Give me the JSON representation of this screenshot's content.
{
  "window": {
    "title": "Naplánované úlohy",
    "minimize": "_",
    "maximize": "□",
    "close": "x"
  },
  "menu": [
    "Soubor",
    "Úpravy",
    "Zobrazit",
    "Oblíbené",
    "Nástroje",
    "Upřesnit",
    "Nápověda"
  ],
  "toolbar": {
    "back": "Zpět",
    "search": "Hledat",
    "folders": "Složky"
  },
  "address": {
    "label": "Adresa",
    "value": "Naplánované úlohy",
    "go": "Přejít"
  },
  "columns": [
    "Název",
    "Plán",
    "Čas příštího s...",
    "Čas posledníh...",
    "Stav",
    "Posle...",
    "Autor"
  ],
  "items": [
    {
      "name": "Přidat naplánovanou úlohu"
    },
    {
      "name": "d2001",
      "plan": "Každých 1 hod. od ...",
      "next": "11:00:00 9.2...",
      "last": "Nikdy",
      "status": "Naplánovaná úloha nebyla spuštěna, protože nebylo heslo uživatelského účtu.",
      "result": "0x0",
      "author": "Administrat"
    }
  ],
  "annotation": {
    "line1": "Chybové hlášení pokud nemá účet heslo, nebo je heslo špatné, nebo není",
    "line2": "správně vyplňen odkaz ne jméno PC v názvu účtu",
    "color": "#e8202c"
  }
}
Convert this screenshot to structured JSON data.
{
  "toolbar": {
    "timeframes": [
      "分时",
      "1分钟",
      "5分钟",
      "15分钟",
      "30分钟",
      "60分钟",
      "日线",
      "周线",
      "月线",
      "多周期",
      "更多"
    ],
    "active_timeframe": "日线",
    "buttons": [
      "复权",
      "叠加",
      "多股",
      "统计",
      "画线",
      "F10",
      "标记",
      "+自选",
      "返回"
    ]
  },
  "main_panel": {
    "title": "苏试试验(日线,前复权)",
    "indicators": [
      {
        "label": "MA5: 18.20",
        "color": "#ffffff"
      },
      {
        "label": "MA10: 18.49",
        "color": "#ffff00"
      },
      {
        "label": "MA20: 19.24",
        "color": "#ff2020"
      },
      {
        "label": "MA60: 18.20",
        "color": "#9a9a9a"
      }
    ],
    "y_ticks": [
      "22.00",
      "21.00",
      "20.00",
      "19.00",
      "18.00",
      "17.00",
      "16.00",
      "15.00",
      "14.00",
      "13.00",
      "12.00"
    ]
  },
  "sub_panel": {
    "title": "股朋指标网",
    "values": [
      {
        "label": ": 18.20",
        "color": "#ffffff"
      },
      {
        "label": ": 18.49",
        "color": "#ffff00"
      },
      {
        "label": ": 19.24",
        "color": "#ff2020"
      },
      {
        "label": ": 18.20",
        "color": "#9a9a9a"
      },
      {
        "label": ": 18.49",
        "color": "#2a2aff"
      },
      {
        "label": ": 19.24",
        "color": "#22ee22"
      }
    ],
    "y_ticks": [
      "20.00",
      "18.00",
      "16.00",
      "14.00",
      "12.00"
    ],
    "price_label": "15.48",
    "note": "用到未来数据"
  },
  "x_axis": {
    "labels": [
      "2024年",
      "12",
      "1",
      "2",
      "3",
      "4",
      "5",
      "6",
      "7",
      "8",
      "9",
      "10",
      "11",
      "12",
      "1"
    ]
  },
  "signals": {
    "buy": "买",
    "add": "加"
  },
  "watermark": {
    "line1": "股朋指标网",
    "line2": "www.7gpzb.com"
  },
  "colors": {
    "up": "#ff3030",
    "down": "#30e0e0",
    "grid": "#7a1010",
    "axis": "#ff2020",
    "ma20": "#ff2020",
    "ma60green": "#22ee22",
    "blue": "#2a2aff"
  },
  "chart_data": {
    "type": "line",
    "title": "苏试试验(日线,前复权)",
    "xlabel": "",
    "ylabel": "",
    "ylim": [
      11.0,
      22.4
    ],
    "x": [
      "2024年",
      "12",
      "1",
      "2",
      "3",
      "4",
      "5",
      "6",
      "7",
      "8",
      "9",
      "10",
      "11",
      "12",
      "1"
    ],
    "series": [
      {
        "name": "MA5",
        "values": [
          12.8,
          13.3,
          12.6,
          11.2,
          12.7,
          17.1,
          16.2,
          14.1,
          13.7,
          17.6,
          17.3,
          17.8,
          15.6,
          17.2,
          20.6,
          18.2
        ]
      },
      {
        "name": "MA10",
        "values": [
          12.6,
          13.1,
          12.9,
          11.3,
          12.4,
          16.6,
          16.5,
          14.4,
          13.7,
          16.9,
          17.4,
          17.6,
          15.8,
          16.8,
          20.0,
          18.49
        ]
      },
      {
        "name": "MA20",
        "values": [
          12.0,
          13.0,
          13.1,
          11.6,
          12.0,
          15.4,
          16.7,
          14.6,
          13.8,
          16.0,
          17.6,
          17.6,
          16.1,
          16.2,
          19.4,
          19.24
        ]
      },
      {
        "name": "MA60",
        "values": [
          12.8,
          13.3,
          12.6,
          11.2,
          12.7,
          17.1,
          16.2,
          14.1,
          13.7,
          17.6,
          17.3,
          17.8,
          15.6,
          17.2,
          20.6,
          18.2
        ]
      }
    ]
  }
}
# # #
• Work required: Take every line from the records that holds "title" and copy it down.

• Your response:
    "title": "Naplánované úlohy",
    "title": "苏试试验(日线,前复权)",
    "title": "股朋指标网",
    "title": "苏试试验(日线,前复权)",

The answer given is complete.